▶ Work task:
Select, from the data, each line where "Толщина" occurs.

[Data for this exercise Boundary: Start]

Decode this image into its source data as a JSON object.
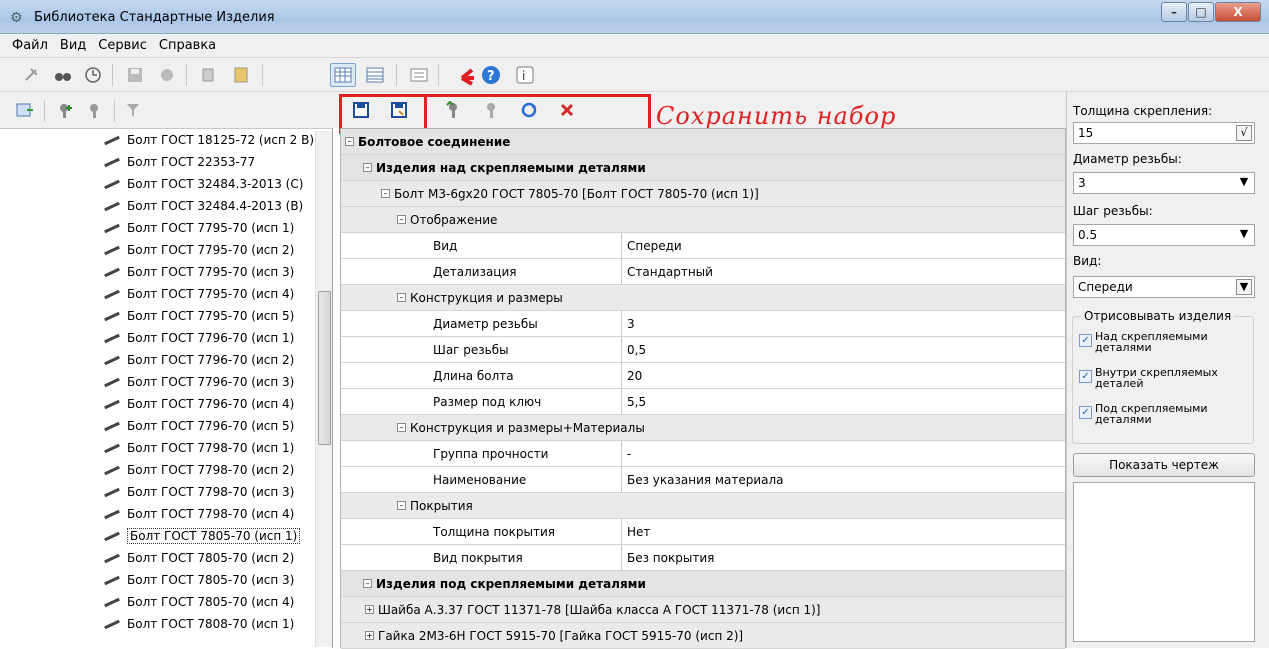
{
  "window": {
    "title": "Библиотека Стандартные Изделия",
    "close": "X"
  },
  "menu": [
    "Файл",
    "Вид",
    "Сервис",
    "Справка"
  ],
  "annotation": {
    "save_note": "Сохранить набор"
  },
  "tree": [
    "Болт ГОСТ 18125-72 (исп 2 В)",
    "Болт ГОСТ 22353-77",
    "Болт ГОСТ 32484.3-2013 (С)",
    "Болт ГОСТ 32484.4-2013 (В)",
    "Болт ГОСТ 7795-70 (исп 1)",
    "Болт ГОСТ 7795-70 (исп 2)",
    "Болт ГОСТ 7795-70 (исп 3)",
    "Болт ГОСТ 7795-70 (исп 4)",
    "Болт ГОСТ 7795-70 (исп 5)",
    "Болт ГОСТ 7796-70 (исп 1)",
    "Болт ГОСТ 7796-70 (исп 2)",
    "Болт ГОСТ 7796-70 (исп 3)",
    "Болт ГОСТ 7796-70 (исп 4)",
    "Болт ГОСТ 7796-70 (исп 5)",
    "Болт ГОСТ 7798-70 (исп 1)",
    "Болт ГОСТ 7798-70 (исп 2)",
    "Болт ГОСТ 7798-70 (исп 3)",
    "Болт ГОСТ 7798-70 (исп 4)",
    "Болт ГОСТ 7805-70 (исп 1)",
    "Болт ГОСТ 7805-70 (исп 2)",
    "Болт ГОСТ 7805-70 (исп 3)",
    "Болт ГОСТ 7805-70 (исп 4)",
    "Болт ГОСТ 7808-70 (исп 1)"
  ],
  "grid": {
    "root": "Болтовое соединение",
    "above": "Изделия над скрепляемыми деталями",
    "bolt": "Болт М3-6gx20 ГОСТ 7805-70    [Болт ГОСТ 7805-70 (исп 1)]",
    "display": "Отображение",
    "view_k": "Вид",
    "view_v": "Спереди",
    "detail_k": "Детализация",
    "detail_v": "Стандартный",
    "construct": "Конструкция и размеры",
    "diam_k": "Диаметр резьбы",
    "diam_v": "3",
    "pitch_k": "Шаг резьбы",
    "pitch_v": "0,5",
    "len_k": "Длина болта",
    "len_v": "20",
    "key_k": "Размер под ключ",
    "key_v": "5,5",
    "constructmat": "Конструкция и размеры+Материалы",
    "strength_k": "Группа прочности",
    "strength_v": "-",
    "name_k": "Наименование",
    "name_v": "Без указания материала",
    "coating": "Покрытия",
    "coatthick_k": "Толщина покрытия",
    "coatthick_v": "Нет",
    "coattype_k": "Вид покрытия",
    "coattype_v": "Без покрытия",
    "below": "Изделия под скрепляемыми деталями",
    "washer": "Шайба А.3.37 ГОСТ 11371-78    [Шайба класса А ГОСТ 11371-78 (исп 1)]",
    "nut": "Гайка 2М3-6Н ГОСТ 5915-70    [Гайка ГОСТ 5915-70 (исп 2)]"
  },
  "right": {
    "thickness_label": "Толщина скрепления:",
    "thickness_value": "15",
    "diam_label": "Диаметр резьбы:",
    "diam_value": "3",
    "pitch_label": "Шаг резьбы:",
    "pitch_value": "0.5",
    "view_label": "Вид:",
    "view_value": "Спереди",
    "group_title": "Отрисовывать изделия",
    "chk1": "Над скрепляемыми деталями",
    "chk2": "Внутри скрепляемых деталей",
    "chk3": "Под скрепляемыми деталями",
    "show_btn": "Показать чертеж"
  }
}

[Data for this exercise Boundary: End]

▶ Reply:
    "coatthick_k": "Толщина покрытия",
    "thickness_label": "Толщина скрепления:",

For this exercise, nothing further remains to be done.